> [What needs to be done]
Pictures aside, copy every record word for word.
====== Record extracts
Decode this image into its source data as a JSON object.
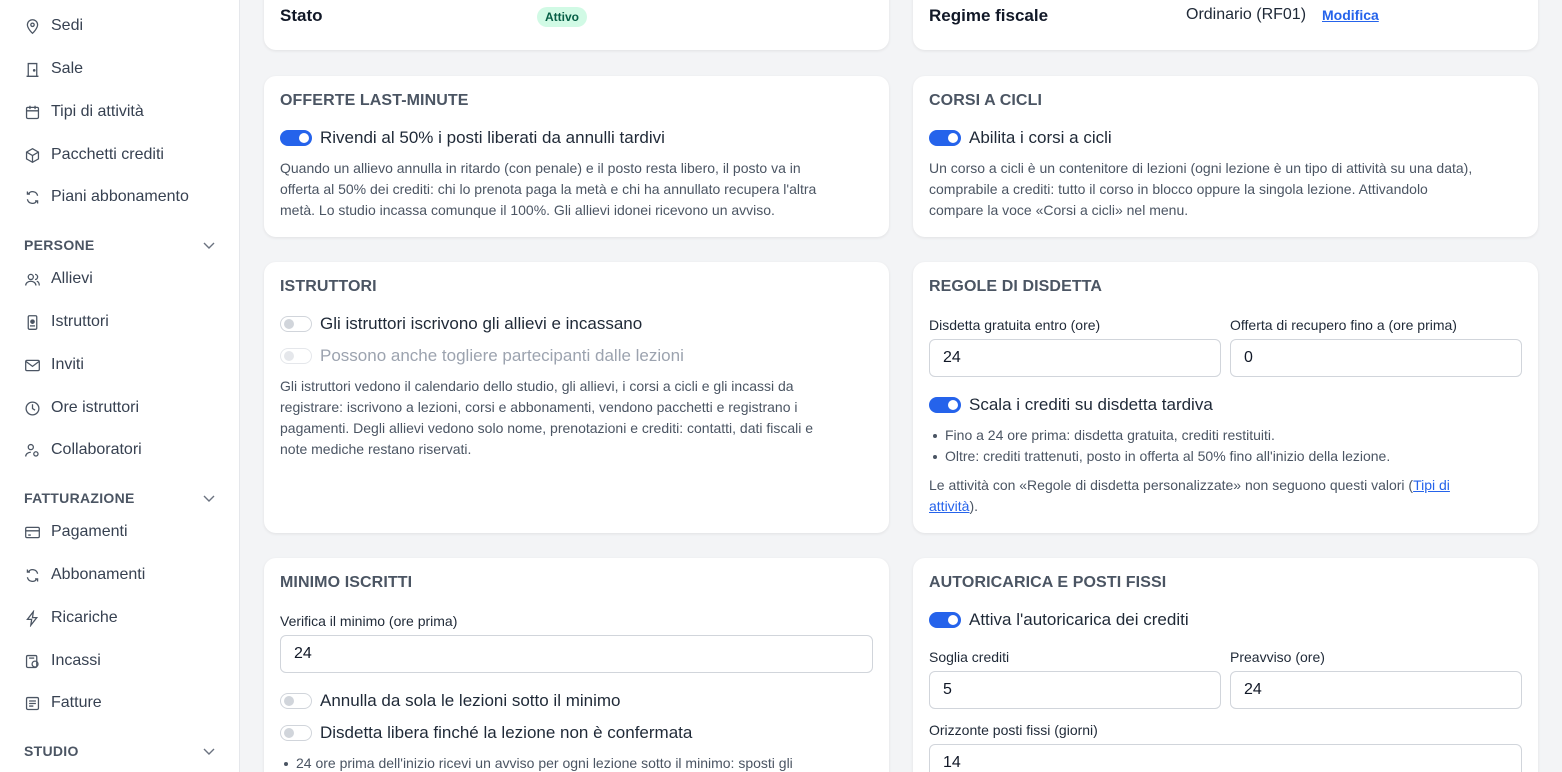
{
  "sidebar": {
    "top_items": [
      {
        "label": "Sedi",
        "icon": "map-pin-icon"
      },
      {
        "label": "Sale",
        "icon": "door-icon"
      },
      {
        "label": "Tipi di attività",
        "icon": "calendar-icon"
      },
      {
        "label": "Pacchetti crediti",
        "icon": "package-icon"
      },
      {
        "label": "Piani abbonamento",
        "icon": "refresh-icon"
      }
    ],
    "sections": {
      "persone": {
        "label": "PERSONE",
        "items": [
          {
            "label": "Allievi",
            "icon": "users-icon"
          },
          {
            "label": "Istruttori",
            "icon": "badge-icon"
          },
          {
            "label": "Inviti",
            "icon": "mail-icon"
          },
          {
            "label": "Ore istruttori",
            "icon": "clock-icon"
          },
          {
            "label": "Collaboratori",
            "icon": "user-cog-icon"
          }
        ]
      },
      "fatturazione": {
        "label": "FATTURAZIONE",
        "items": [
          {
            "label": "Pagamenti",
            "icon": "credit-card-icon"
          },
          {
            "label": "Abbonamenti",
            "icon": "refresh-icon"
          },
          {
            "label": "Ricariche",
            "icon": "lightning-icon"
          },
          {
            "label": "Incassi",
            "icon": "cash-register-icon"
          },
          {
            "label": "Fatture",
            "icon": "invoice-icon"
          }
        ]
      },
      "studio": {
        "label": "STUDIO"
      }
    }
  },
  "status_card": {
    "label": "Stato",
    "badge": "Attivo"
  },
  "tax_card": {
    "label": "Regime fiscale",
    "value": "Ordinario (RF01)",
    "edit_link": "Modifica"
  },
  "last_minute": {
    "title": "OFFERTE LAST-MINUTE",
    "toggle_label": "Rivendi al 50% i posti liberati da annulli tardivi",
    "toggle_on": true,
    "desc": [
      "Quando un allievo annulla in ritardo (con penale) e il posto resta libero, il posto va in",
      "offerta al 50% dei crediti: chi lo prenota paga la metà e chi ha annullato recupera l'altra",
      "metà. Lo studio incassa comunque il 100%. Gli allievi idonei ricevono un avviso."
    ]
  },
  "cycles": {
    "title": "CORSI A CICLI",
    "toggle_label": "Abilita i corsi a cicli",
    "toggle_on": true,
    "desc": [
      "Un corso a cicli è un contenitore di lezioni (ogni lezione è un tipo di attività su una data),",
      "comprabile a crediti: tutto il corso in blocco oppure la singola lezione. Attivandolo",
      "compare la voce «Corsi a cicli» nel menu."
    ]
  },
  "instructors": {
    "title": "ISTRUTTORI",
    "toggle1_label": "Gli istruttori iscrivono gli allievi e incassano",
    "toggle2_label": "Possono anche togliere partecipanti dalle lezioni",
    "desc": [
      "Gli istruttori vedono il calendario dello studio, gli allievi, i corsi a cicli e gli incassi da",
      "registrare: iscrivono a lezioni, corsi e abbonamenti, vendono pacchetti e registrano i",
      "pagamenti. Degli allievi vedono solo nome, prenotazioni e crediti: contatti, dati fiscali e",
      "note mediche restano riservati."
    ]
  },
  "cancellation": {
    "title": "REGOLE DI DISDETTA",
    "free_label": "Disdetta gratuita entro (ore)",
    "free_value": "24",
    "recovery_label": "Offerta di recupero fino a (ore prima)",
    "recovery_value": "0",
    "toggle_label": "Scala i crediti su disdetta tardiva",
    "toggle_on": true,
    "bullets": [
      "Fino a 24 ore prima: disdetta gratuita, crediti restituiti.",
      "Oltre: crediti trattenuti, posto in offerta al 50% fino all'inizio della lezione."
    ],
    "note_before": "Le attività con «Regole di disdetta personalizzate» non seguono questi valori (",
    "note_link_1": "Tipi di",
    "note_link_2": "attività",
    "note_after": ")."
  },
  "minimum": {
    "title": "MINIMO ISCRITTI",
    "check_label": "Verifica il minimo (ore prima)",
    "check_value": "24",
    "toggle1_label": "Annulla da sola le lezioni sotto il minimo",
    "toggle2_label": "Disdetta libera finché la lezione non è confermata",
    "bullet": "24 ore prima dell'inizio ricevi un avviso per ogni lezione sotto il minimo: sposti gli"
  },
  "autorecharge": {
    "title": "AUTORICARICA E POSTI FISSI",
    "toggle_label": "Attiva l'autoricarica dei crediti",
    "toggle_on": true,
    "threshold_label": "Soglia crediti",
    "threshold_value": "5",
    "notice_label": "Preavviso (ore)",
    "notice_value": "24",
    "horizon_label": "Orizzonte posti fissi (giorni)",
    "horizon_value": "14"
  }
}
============
> [Result for this task]
Decode this image into its source data as a JSON object.
{
  "sidebar": {
    "top_items": [
      {
        "label": "Sedi",
        "icon": "map-pin-icon"
      },
      {
        "label": "Sale",
        "icon": "door-icon"
      },
      {
        "label": "Tipi di attività",
        "icon": "calendar-icon"
      },
      {
        "label": "Pacchetti crediti",
        "icon": "package-icon"
      },
      {
        "label": "Piani abbonamento",
        "icon": "refresh-icon"
      }
    ],
    "sections": {
      "persone": {
        "label": "PERSONE",
        "items": [
          {
            "label": "Allievi",
            "icon": "users-icon"
          },
          {
            "label": "Istruttori",
            "icon": "badge-icon"
          },
          {
            "label": "Inviti",
            "icon": "mail-icon"
          },
          {
            "label": "Ore istruttori",
            "icon": "clock-icon"
          },
          {
            "label": "Collaboratori",
            "icon": "user-cog-icon"
          }
        ]
      },
      "fatturazione": {
        "label": "FATTURAZIONE",
        "items": [
          {
            "label": "Pagamenti",
            "icon": "credit-card-icon"
          },
          {
            "label": "Abbonamenti",
            "icon": "refresh-icon"
          },
          {
            "label": "Ricariche",
            "icon": "lightning-icon"
          },
          {
            "label": "Incassi",
            "icon": "cash-register-icon"
          },
          {
            "label": "Fatture",
            "icon": "invoice-icon"
          }
        ]
      },
      "studio": {
        "label": "STUDIO"
      }
    }
  },
  "status_card": {
    "label": "Stato",
    "badge": "Attivo"
  },
  "tax_card": {
    "label": "Regime fiscale",
    "value": "Ordinario (RF01)",
    "edit_link": "Modifica"
  },
  "last_minute": {
    "title": "OFFERTE LAST-MINUTE",
    "toggle_label": "Rivendi al 50% i posti liberati da annulli tardivi",
    "toggle_on": true,
    "desc": [
      "Quando un allievo annulla in ritardo (con penale) e il posto resta libero, il posto va in",
      "offerta al 50% dei crediti: chi lo prenota paga la metà e chi ha annullato recupera l'altra",
      "metà. Lo studio incassa comunque il 100%. Gli allievi idonei ricevono un avviso."
    ]
  },
  "cycles": {
    "title": "CORSI A CICLI",
    "toggle_label": "Abilita i corsi a cicli",
    "toggle_on": true,
    "desc": [
      "Un corso a cicli è un contenitore di lezioni (ogni lezione è un tipo di attività su una data),",
      "comprabile a crediti: tutto il corso in blocco oppure la singola lezione. Attivandolo",
      "compare la voce «Corsi a cicli» nel menu."
    ]
  },
  "instructors": {
    "title": "ISTRUTTORI",
    "toggle1_label": "Gli istruttori iscrivono gli allievi e incassano",
    "toggle2_label": "Possono anche togliere partecipanti dalle lezioni",
    "desc": [
      "Gli istruttori vedono il calendario dello studio, gli allievi, i corsi a cicli e gli incassi da",
      "registrare: iscrivono a lezioni, corsi e abbonamenti, vendono pacchetti e registrano i",
      "pagamenti. Degli allievi vedono solo nome, prenotazioni e crediti: contatti, dati fiscali e",
      "note mediche restano riservati."
    ]
  },
  "cancellation": {
    "title": "REGOLE DI DISDETTA",
    "free_label": "Disdetta gratuita entro (ore)",
    "free_value": "24",
    "recovery_label": "Offerta di recupero fino a (ore prima)",
    "recovery_value": "0",
    "toggle_label": "Scala i crediti su disdetta tardiva",
    "toggle_on": true,
    "bullets": [
      "Fino a 24 ore prima: disdetta gratuita, crediti restituiti.",
      "Oltre: crediti trattenuti, posto in offerta al 50% fino all'inizio della lezione."
    ],
    "note_before": "Le attività con «Regole di disdetta personalizzate» non seguono questi valori (",
    "note_link_1": "Tipi di",
    "note_link_2": "attività",
    "note_after": ")."
  },
  "minimum": {
    "title": "MINIMO ISCRITTI",
    "check_label": "Verifica il minimo (ore prima)",
    "check_value": "24",
    "toggle1_label": "Annulla da sola le lezioni sotto il minimo",
    "toggle2_label": "Disdetta libera finché la lezione non è confermata",
    "bullet": "24 ore prima dell'inizio ricevi un avviso per ogni lezione sotto il minimo: sposti gli"
  },
  "autorecharge": {
    "title": "AUTORICARICA E POSTI FISSI",
    "toggle_label": "Attiva l'autoricarica dei crediti",
    "toggle_on": true,
    "threshold_label": "Soglia crediti",
    "threshold_value": "5",
    "notice_label": "Preavviso (ore)",
    "notice_value": "24",
    "horizon_label": "Orizzonte posti fissi (giorni)",
    "horizon_value": "14"
  }
}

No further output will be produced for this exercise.